WHAT NEEDS TO BE DONE: Would you please output the data exactly, omitting no line?
(DATA FOR THIS EXERCISE begins)
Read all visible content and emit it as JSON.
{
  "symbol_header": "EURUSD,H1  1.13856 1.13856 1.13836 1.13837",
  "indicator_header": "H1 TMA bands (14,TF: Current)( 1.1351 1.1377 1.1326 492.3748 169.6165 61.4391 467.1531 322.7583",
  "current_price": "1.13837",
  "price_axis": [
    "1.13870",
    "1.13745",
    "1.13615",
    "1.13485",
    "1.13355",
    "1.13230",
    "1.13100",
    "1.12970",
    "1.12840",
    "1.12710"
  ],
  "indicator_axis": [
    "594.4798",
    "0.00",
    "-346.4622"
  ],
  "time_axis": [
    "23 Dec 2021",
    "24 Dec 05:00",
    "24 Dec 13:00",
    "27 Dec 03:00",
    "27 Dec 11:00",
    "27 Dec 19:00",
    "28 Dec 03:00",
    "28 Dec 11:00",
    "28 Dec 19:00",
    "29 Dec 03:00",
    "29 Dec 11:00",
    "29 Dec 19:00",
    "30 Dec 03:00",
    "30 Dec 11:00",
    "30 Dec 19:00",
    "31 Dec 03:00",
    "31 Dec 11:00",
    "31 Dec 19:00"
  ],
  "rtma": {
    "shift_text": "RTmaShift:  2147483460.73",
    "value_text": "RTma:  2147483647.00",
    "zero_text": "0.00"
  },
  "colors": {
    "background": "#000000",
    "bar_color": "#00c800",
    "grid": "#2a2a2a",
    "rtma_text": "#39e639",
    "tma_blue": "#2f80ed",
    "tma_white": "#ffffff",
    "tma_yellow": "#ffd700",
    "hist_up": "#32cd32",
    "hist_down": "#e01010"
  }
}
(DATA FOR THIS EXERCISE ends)
YOUR RESPONSE:
Read all visible content and emit it as JSON.
{
  "symbol_header": "EURUSD,H1  1.13856 1.13856 1.13836 1.13837",
  "indicator_header": "H1 TMA bands (14,TF: Current)( 1.1351 1.1377 1.1326 492.3748 169.6165 61.4391 467.1531 322.7583",
  "current_price": "1.13837",
  "price_axis": [
    "1.13870",
    "1.13745",
    "1.13615",
    "1.13485",
    "1.13355",
    "1.13230",
    "1.13100",
    "1.12970",
    "1.12840",
    "1.12710"
  ],
  "indicator_axis": [
    "594.4798",
    "0.00",
    "-346.4622"
  ],
  "time_axis": [
    "23 Dec 2021",
    "24 Dec 05:00",
    "24 Dec 13:00",
    "27 Dec 03:00",
    "27 Dec 11:00",
    "27 Dec 19:00",
    "28 Dec 03:00",
    "28 Dec 11:00",
    "28 Dec 19:00",
    "29 Dec 03:00",
    "29 Dec 11:00",
    "29 Dec 19:00",
    "30 Dec 03:00",
    "30 Dec 11:00",
    "30 Dec 19:00",
    "31 Dec 03:00",
    "31 Dec 11:00",
    "31 Dec 19:00"
  ],
  "rtma": {
    "shift_text": "RTmaShift:  2147483460.73",
    "value_text": "RTma:  2147483647.00",
    "zero_text": "0.00"
  },
  "colors": {
    "background": "#000000",
    "bar_color": "#00c800",
    "grid": "#2a2a2a",
    "rtma_text": "#39e639",
    "tma_blue": "#2f80ed",
    "tma_white": "#ffffff",
    "tma_yellow": "#ffd700",
    "hist_up": "#32cd32",
    "hist_down": "#e01010"
  }
}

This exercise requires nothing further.